January 20, 2014 Article 2 min read

For many banks, it has been a long road through the “great recession.” However, as trends continue to improve and the ability to forecast earnings becomes more reliable, the next question on everyone’s mind is “When do I get to reverse the valuation reserve on my deferred tax assets?”

This article will give you tips on determining whether a valuation reserve continues to be necessary at your institution and provide some insight from an auditor’s perspective.

First and foremost when looking to assess a valuation allowance on deferred tax assets, it’s important to understand the individual components of your deferred tax asset inventory. Different deferred tax items can have vastly different expiration periods, utilization clauses, and state income tax issues. For example, the federal net operating loss carry-forward period is twenty years while state net operating losses have varying carry-forward periods that are typically shorter. Lastly, it is important to understand the effective tax rates not only for the current period but for future years as an enacted change in future years rates impacts the measurement of the deferred tax inventory.

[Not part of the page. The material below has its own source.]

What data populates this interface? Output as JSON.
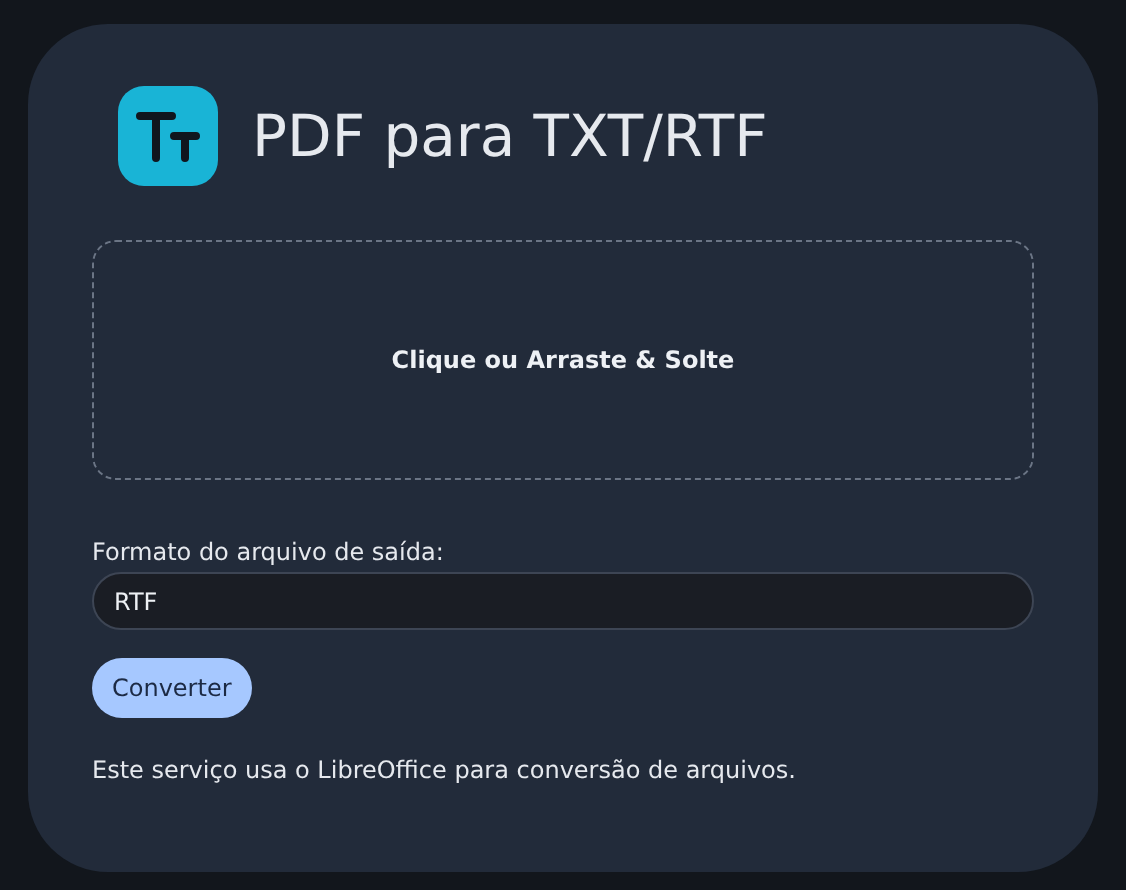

Second, an objective evaluation of financial trends should be performed. These trends should begin to paint a picture of stability and provide substantive evidence that the utilization of the deferred tax assets is more likely than not. Trends that should be analyzed include (but are not limited to):

  1. Recent profitability – How long and how much?
  2. Recent and projected taxable income – While considering some form of uncertainty factor for the future, is it reasonable that all or a portion of the deferred tax asset will be utilized?
  3. Quality of earnings – Are they considered “core earnings” or are they based on one-time revenues such as securities gains?
  4. Nonperforming asset levels – Has there been significant or consistent declines in levels of nonperforming assets and how has that impacted earnings?
  5. Regulatory trends – Has the institution been upgraded or had a formal agreement removed? 
While there are no bright lines identified in GAAP, interpretation and expectations can vary by reviewer. ASC 740-10-30-23 states, “A cumulative loss in recent years is a significant piece of negative evidence that is difficult to overcome.” Therefore, entities should act with care when profitability has not been achieved in recent quarters. Finally, remember that the amount of deferred tax asset includable in regulatory capital is further limited beyond the GAAP valuation allowance. Currently, regulatory capital rules limit DTAs to the lessor of 10 percent of tier 1 capital or to the amount expected to be realized in the next twelve months. Therefore, when projecting the impact of recognizing DTAs for regulatory capital purposes, management should review the call report instructions to ensure appropriate forecasting. Additionally, the BASEL III capital rules will change the amount of DTAs allowable to be included in Tier 1 Common Equity.